Is criticism of Israel antisemitic?
I reproduce below the conclusion of a long-winded article from a far-Leftist source that objects to most criticism of Israel being called antisemitic. The body of the article is a long list of things that Isreal has done which the peacenik writer regards as wrong and worthy of condemnation. That everything he lists is part of Israel's desperate defence of itself against the boiling hostility of over a billion Muslim neighbours he completely ignores. If he were any more unbalanced he would fall over.
But his conclusion is not wholly unreasonable. Nobody claims that all criticism of Israel is wrong. It must be open to the same criticism that can be levied at any nation state.
What does rise to the level of antisemitism, however, is criticism of Israel that is merely hate-speech -- criticism that is unmoored from the historic and present reality of Israel and the Jews. There is a lot of that, going so far in the case of the Palestinians as actually denying the historic connection of Jews to the land of Israel. It is in the context of attitudes as irrational as that that Israel's recent declaration of itself as a Jewish state must be seen.
Something that always amuses me is talk about Israel denying "human rights" to Palestinians. Does that include a right for Palestinians to attack and kill Israeli Jews at random -- something they still frequently do? No wonder Israel abridges their "rights" by using fences etc to control them!
Perhaps the most amusing thing about our peacenik author is that he would be up in arms about all other forms of alleged hate speech but cannot recognize any hate speech about Israel
We face a time when conformity to authoritarian attitudes are said to show respect for security, when fear of dissent is bolstered by warnings about the presence of allegedly illegal others. Free speech is stifled by US legislators in order to prevent criticism of the human rights abuses of a significant ally, and all this in a country whose First Amendment of the constitution says, inter alia, “Congress shall make no law …abridging the freedom of speech or of the press….”

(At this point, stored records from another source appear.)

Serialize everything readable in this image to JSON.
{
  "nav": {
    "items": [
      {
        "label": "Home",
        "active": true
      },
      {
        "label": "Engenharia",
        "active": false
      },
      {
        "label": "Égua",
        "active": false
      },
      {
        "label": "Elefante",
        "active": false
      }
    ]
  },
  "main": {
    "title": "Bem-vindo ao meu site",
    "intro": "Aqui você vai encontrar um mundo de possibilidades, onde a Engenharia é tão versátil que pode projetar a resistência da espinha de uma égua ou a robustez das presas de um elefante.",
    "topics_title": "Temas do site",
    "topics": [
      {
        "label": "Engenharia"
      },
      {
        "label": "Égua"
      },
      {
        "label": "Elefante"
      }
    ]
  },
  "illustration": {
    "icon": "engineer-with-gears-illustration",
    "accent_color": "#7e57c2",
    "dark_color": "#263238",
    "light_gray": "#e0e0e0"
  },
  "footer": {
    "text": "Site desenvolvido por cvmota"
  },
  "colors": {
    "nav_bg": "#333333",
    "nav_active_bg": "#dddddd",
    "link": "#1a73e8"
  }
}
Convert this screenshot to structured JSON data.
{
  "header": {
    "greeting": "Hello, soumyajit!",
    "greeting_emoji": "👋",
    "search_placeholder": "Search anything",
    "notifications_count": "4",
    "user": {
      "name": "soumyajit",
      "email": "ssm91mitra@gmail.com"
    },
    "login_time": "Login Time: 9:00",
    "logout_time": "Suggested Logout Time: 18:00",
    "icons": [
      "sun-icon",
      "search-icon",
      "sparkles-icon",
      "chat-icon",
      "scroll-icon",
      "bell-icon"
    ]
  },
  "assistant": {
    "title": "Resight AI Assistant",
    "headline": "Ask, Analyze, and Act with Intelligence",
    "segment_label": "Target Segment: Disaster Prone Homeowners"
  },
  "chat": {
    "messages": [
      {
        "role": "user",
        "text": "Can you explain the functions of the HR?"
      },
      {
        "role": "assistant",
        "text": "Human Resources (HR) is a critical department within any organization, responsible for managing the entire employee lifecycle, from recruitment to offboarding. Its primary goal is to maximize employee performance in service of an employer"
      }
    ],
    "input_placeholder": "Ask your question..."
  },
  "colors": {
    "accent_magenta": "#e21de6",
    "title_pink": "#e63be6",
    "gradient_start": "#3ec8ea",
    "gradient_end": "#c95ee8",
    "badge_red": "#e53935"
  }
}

A reported rise of anti-Semitism across Europe and the United States has been fueled by widening definitions of this prejudice, as in attempts by authoritarian governments to outlaw almost any criticism of Israeli government policies.
Anti-Semitism remains a dangerous and illegal act but in relation to Israeli policies, it needs to be addressed with a certain subtlety, not by bullying to disallow criticism of a powerful country. In Open Democracy, Antony Lerman displayed such subtlety by insisting on the need to distinguish between legitimate criticism of Israeli policies and criticism which spills over into anti-Semitic hate speech.
If the principle of free speech is to be maintained, the world needs neither the IHRA definition of anti-Semitism, nor the Anti-Defamation Awareness Act let alone the racism legitimated by the Jewish Nation State Law. Lerman argues that citizens in all democracies should simply keep the obligation to abide by Article 10 of the European Convention on Human Rights which protects freedom of speech.
Support for freedom of speech must remain central to the values of western democracies and not be eroded by false claims about anti-Semitism.